All eyes are on Seattle, thanks to Seattle City Council’s decision to impose a head tax on the city’s top employers.
“Are we sending out the right message to the world about our city?” he asked.
Daniels will address the head tax at Bisnow’s Seattle Downtown event June 26 at The Sanctuary. As the developer of The Sanctuary, Daniels preserved the 100-year-old former First Methodist Church. The Mark, another Daniels development, sits on the same block.
Daniels said the new tax gives the world the impression that Seattle is not business-friendly, though he doesn’t believe that was the council’s intention.
Lack of affordable housing is a problem, he said, but taxing businesses that create jobs is not the proper mechanism to raise the funds. There is a lack of efficiency at the city that slows down the whole building process, including efforts to build affordable housing.
“It takes three years from start to finish to get anything built in Seattle,” he said. “Go anywhere else and it’s a year.”
Common sense is missing from the process, he said.
Seattle has a housing crisis, Daniels said. But the problem is due more to lack of planning than anything else. Restrictions on high-density housing in certain neighborhoods choke out opportunities for living space while driving up the prices of existing dwellings.
Additionally, some of the businesses that will have to bear the brunt of the new tax started out as small businesses in Seattle, he said.
“They should be celebrated.”
Daniels is not saying that businesses shouldn’t contribute to the housing crisis solution.
“Businesses can help solve the problem,” he said. “Amazon spent more money last year through Mary’s Place than this whole head tax will raise.”
He expects the head tax will do more damage than good, and he knows that wasn’t the intention. However, the city’s resources must be better managed.
“The city had more revenue last year than it ever had, but it finished in a deficit,” he said. “That is the single reason for the head tax. They really lost control of the city’s finances. If you pass a tax — rather than invest in the city — and you’re already spending more money than you have coming in, you are just forcing less money to come in.”

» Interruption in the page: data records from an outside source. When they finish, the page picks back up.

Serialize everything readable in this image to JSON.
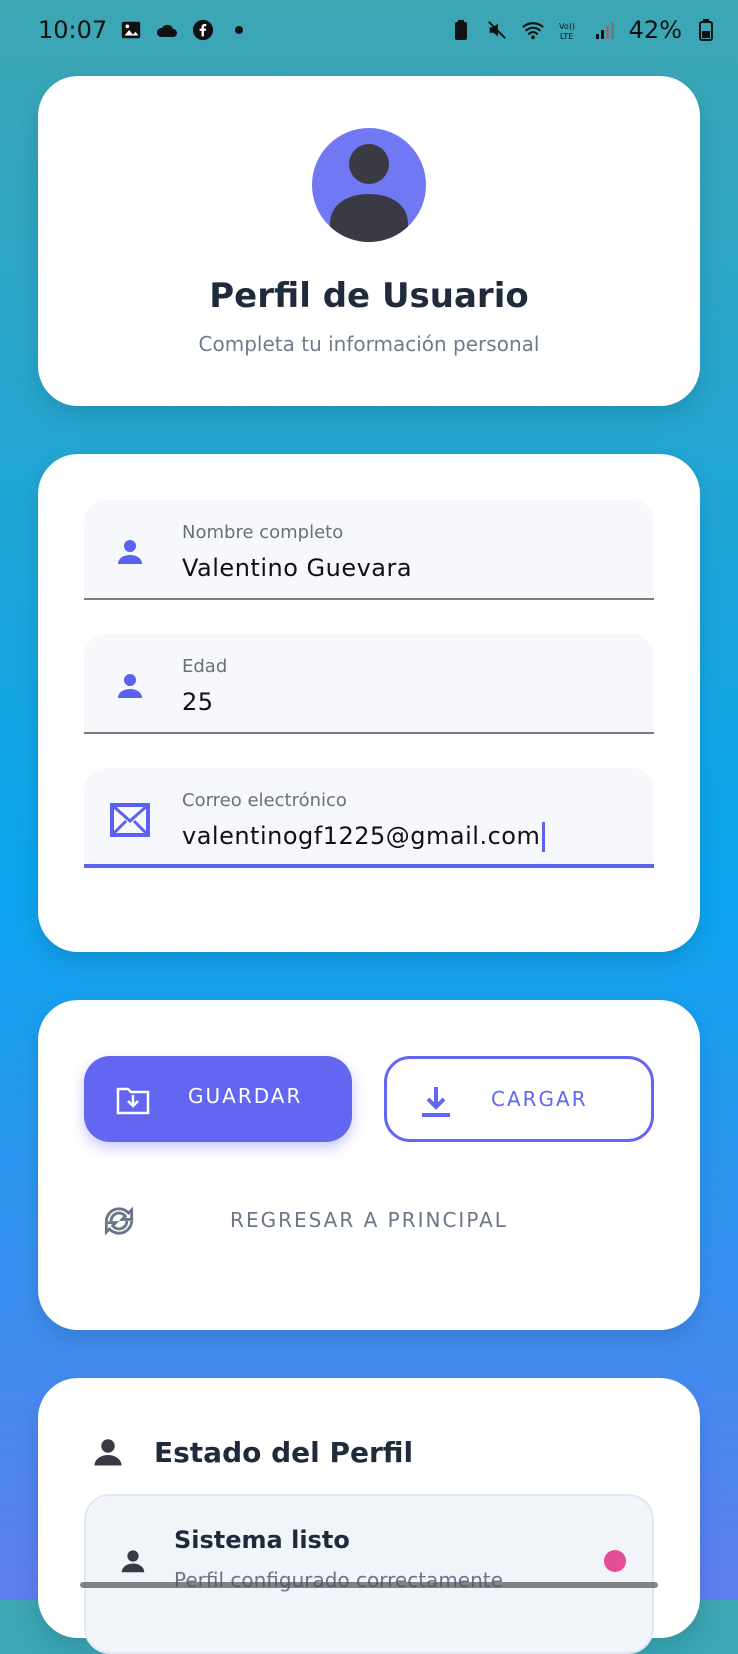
{
  "status_bar": {
    "time": "10:07",
    "battery": "42%"
  },
  "header": {
    "title": "Perfil de Usuario",
    "subtitle": "Completa tu información personal"
  },
  "form": {
    "fields": [
      {
        "label": "Nombre completo",
        "value": "Valentino Guevara",
        "icon": "person-icon"
      },
      {
        "label": "Edad",
        "value": "25",
        "icon": "person-icon"
      },
      {
        "label": "Correo electrónico",
        "value": "valentinogf1225@gmail.com",
        "icon": "email-icon"
      }
    ]
  },
  "actions": {
    "save_label": "GUARDAR",
    "load_label": "CARGAR",
    "back_label": "REGRESAR A PRINCIPAL"
  },
  "status": {
    "title": "Estado del Perfil",
    "item_title": "Sistema listo",
    "item_subtitle": "Perfil configurado correctamente"
  },
  "colors": {
    "accent": "#6266f1",
    "status_dot": "#e74d94"
  }
}
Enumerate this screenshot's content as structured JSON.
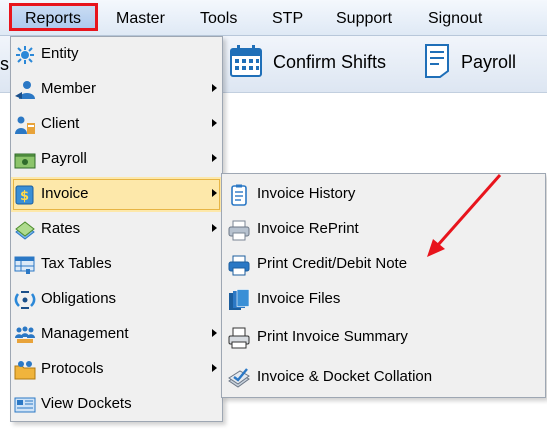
{
  "menubar": {
    "items": [
      {
        "label": "Reports"
      },
      {
        "label": "Master"
      },
      {
        "label": "Tools"
      },
      {
        "label": "STP"
      },
      {
        "label": "Support"
      },
      {
        "label": "Signout"
      }
    ]
  },
  "toolbar": {
    "partial_label": "s",
    "confirm_shifts_label": "Confirm Shifts",
    "payroll_label": "Payroll"
  },
  "reports_menu": {
    "items": [
      {
        "label": "Entity",
        "icon": "entity-icon",
        "submenu": false
      },
      {
        "label": "Member",
        "icon": "member-icon",
        "submenu": true
      },
      {
        "label": "Client",
        "icon": "client-icon",
        "submenu": true
      },
      {
        "label": "Payroll",
        "icon": "payroll-icon",
        "submenu": true
      },
      {
        "label": "Invoice",
        "icon": "invoice-icon",
        "submenu": true,
        "highlighted": true
      },
      {
        "label": "Rates",
        "icon": "rates-icon",
        "submenu": true
      },
      {
        "label": "Tax Tables",
        "icon": "tax-tables-icon",
        "submenu": false
      },
      {
        "label": "Obligations",
        "icon": "obligations-icon",
        "submenu": false
      },
      {
        "label": "Management",
        "icon": "management-icon",
        "submenu": true
      },
      {
        "label": "Protocols",
        "icon": "protocols-icon",
        "submenu": true
      },
      {
        "label": "View Dockets",
        "icon": "view-dockets-icon",
        "submenu": false
      }
    ]
  },
  "invoice_submenu": {
    "items": [
      {
        "label": "Invoice History",
        "icon": "invoice-history-icon"
      },
      {
        "label": "Invoice RePrint",
        "icon": "printer-icon"
      },
      {
        "label": "Print Credit/Debit Note",
        "icon": "printer-icon"
      },
      {
        "label": "Invoice Files",
        "icon": "invoice-files-icon"
      },
      {
        "label": "Print Invoice Summary",
        "icon": "print-summary-icon"
      },
      {
        "label": "Invoice & Docket Collation",
        "icon": "collation-icon"
      }
    ]
  },
  "colors": {
    "highlight_border": "#e8141c",
    "menu_highlight": "#fde8aa",
    "arrow": "#e8141c",
    "icon_blue": "#2b78c5"
  }
}
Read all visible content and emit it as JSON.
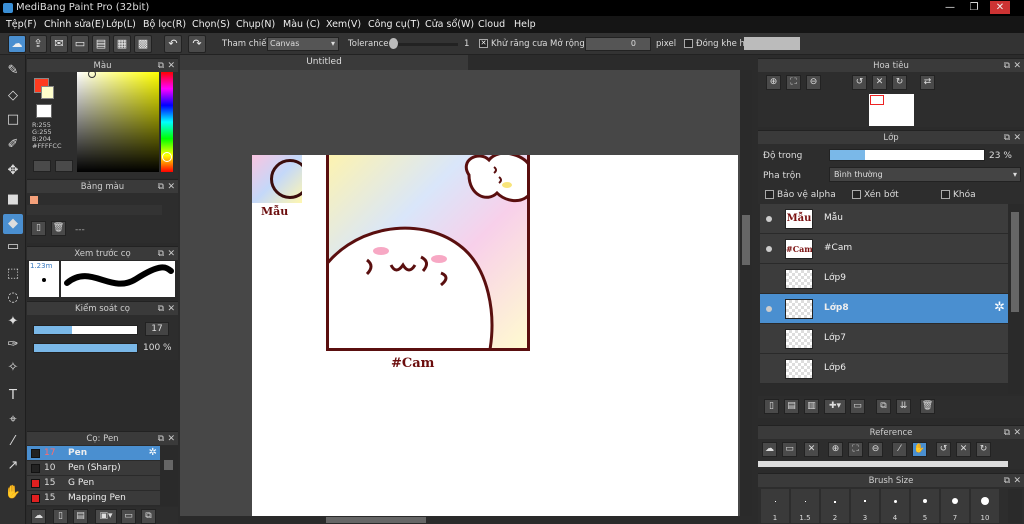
{
  "app": {
    "title": "MediBang Paint Pro (32bit)"
  },
  "window": {
    "min": "—",
    "max": "❐",
    "close": "✕"
  },
  "menu": [
    "Tệp(F)",
    "Chỉnh sửa(E)",
    "Lớp(L)",
    "Bộ lọc(R)",
    "Chọn(S)",
    "Chụp(N)",
    "Màu (C)",
    "Xem(V)",
    "Công cụ(T)",
    "Cửa sổ(W)",
    "Cloud",
    "Help"
  ],
  "toolbar": {
    "ref_label": "Tham chiếu",
    "ref_value": "Canvas",
    "tolerance_label": "Tolerance",
    "tolerance_value": "1",
    "antialias_label": "Khử răng cưa",
    "expand_label": "Mở rộng",
    "expand_value": "0",
    "expand_unit": "pixel",
    "gap_label": "Đóng khe hở"
  },
  "document": {
    "tab": "Untitled"
  },
  "color_panel": {
    "title": "Màu",
    "r": "R:255",
    "g": "G:255",
    "b": "B:204",
    "hex": "#FFFFCC",
    "fg_color": "#ff3b1f",
    "bg_color": "#ffffcc"
  },
  "palette_panel": {
    "title": "Bảng màu",
    "dashes": "---",
    "swatch": "#f4a07a"
  },
  "brush_preview": {
    "title": "Xem trước cọ",
    "size": "1.23m"
  },
  "brush_control": {
    "title": "Kiểm soát cọ",
    "size_value": "17",
    "opacity_value": "100 %",
    "size_fraction": 0.37,
    "opacity_fraction": 1.0
  },
  "brush_panel": {
    "title": "Cọ: Pen",
    "items": [
      {
        "size": "17",
        "name": "Pen",
        "color": "#222222"
      },
      {
        "size": "10",
        "name": "Pen (Sharp)",
        "color": "#222222"
      },
      {
        "size": "15",
        "name": "G Pen",
        "color": "#e02020"
      },
      {
        "size": "15",
        "name": "Mapping Pen",
        "color": "#e02020"
      }
    ]
  },
  "canvas_text": {
    "label_top": "Mẫu",
    "label_bottom": "#Cam"
  },
  "navigator": {
    "title": "Hoa tiêu"
  },
  "layer_panel": {
    "title": "Lớp",
    "opacity_label": "Độ trong",
    "opacity_value": "23 %",
    "opacity_fraction": 0.23,
    "blend_label": "Pha trộn",
    "blend_value": "Bình thường",
    "protect_alpha": "Bảo vệ alpha",
    "clipping": "Xén bớt",
    "lock": "Khóa",
    "layers": [
      {
        "name": "Mẫu",
        "thumb": "Mẫu"
      },
      {
        "name": "#Cam",
        "thumb": "#Cam"
      },
      {
        "name": "Lớp9",
        "thumb": ""
      },
      {
        "name": "Lớp8",
        "thumb": ""
      },
      {
        "name": "Lớp7",
        "thumb": ""
      },
      {
        "name": "Lớp6",
        "thumb": ""
      }
    ]
  },
  "reference_panel": {
    "title": "Reference"
  },
  "brush_size_panel": {
    "title": "Brush Size",
    "sizes": [
      "1",
      "1.5",
      "2",
      "3",
      "4",
      "5",
      "7",
      "10"
    ]
  }
}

Seattle’s economic boom has driven up the price of housing there, but those who own homes have benefited from that.
“Why would we want to use a water hose to put out a flame?” he asked. “If the city wanted attention, they got it. We look like a commie outpost out here on the West Coast.”
Daniels hopes the tax will never come to pass. He expects the council will recall the tax once council members realize the momentum behind the repeal efforts.

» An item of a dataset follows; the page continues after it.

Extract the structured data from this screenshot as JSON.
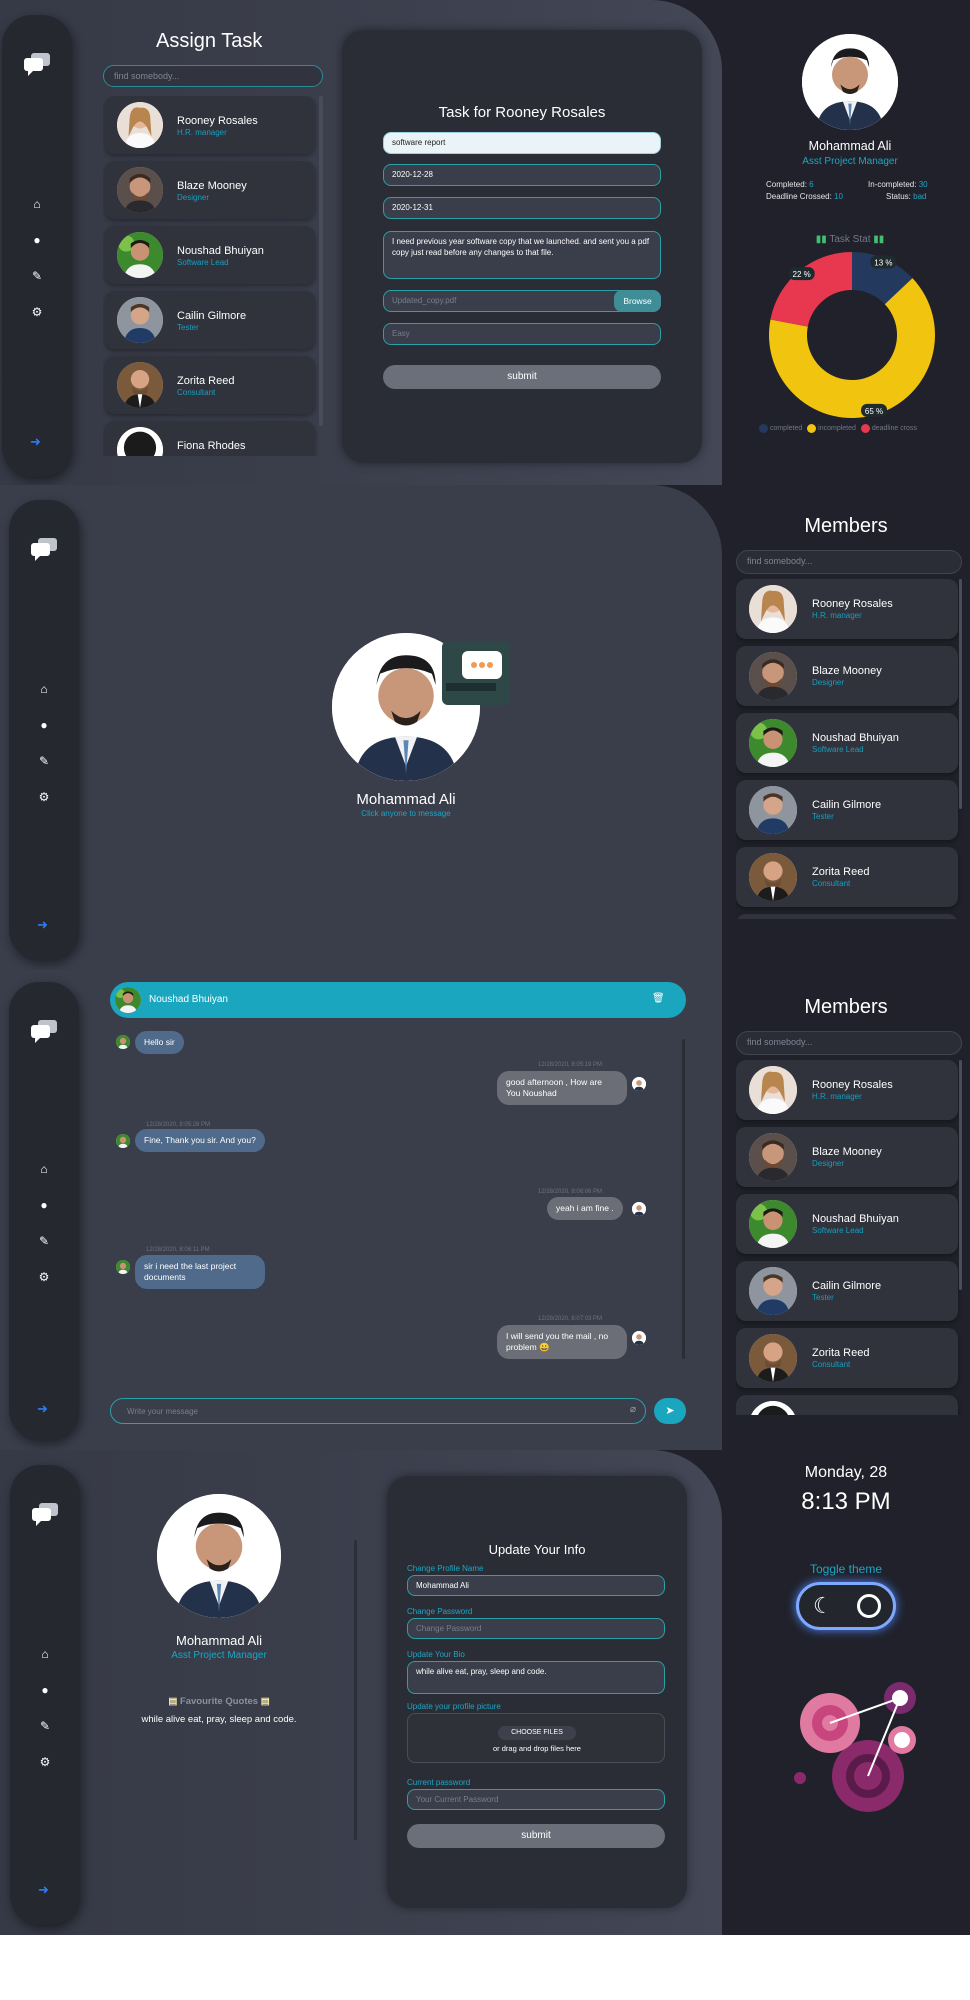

“This isn’t a fight ... most of the city council wants,” he said.
Until then, other cities such as Tacoma salivate over the thought of a major Seattle exodus. It recently offered a $275 per job incentive for businesses that create jobs in Tacoma, just 30 miles south on Interstate 5.

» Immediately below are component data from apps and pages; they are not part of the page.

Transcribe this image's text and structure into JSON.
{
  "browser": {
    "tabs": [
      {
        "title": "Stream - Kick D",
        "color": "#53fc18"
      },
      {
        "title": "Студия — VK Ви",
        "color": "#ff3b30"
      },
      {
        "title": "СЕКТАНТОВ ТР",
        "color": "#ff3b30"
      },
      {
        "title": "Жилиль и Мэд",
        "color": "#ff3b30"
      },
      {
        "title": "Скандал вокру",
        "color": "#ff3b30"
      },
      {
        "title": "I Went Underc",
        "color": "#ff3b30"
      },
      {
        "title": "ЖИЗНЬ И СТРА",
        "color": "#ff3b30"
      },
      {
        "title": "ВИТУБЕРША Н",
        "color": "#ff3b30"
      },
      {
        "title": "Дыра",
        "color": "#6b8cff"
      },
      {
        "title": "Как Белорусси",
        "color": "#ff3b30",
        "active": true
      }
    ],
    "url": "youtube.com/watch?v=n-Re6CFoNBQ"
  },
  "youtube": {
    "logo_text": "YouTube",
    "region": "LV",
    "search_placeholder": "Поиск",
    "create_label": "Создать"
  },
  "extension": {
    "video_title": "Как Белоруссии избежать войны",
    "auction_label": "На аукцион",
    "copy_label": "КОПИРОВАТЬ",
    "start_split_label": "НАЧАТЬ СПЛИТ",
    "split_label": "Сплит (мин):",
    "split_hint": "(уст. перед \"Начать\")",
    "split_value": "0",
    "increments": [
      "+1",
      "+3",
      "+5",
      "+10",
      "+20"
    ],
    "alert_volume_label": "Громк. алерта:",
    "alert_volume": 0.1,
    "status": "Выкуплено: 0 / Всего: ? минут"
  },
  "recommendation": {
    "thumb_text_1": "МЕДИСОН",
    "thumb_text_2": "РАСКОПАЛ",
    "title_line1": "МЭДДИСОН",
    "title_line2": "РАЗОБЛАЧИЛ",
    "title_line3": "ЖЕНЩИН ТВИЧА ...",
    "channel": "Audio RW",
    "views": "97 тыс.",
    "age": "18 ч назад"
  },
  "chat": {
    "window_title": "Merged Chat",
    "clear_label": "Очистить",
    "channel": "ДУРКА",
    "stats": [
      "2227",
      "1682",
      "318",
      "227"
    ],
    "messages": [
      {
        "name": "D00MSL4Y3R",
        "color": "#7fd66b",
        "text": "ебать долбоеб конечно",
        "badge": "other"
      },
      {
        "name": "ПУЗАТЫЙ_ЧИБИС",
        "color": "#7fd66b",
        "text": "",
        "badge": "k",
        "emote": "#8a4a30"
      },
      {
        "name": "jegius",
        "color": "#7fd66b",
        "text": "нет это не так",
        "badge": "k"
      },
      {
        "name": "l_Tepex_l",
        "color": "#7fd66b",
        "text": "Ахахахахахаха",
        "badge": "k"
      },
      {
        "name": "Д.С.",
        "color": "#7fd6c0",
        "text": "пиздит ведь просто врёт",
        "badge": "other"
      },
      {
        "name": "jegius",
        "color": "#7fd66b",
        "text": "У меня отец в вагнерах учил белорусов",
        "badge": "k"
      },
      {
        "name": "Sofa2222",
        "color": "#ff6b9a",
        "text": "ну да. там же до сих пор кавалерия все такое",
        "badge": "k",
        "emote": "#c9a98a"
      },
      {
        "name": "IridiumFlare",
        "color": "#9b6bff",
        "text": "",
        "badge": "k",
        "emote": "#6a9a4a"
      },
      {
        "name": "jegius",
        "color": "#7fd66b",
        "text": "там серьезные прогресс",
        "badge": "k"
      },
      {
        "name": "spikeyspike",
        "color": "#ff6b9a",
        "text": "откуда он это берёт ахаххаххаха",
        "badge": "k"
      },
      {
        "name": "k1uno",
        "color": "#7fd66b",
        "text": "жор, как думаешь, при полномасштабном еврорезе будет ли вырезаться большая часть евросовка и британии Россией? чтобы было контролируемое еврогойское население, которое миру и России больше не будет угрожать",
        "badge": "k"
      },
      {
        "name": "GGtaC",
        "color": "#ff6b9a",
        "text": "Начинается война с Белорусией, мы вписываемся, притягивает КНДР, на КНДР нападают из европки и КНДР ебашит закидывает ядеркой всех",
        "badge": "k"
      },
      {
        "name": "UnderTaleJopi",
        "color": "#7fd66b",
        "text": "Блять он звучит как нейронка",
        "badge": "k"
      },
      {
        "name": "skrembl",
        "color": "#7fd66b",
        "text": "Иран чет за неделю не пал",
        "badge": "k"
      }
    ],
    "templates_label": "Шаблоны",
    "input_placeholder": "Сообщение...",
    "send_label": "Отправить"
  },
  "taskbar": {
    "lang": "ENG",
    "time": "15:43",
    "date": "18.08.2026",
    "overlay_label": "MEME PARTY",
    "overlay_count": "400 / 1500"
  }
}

“The other cities are watching Seattle and saying, ‘hmm,’” Daniels said.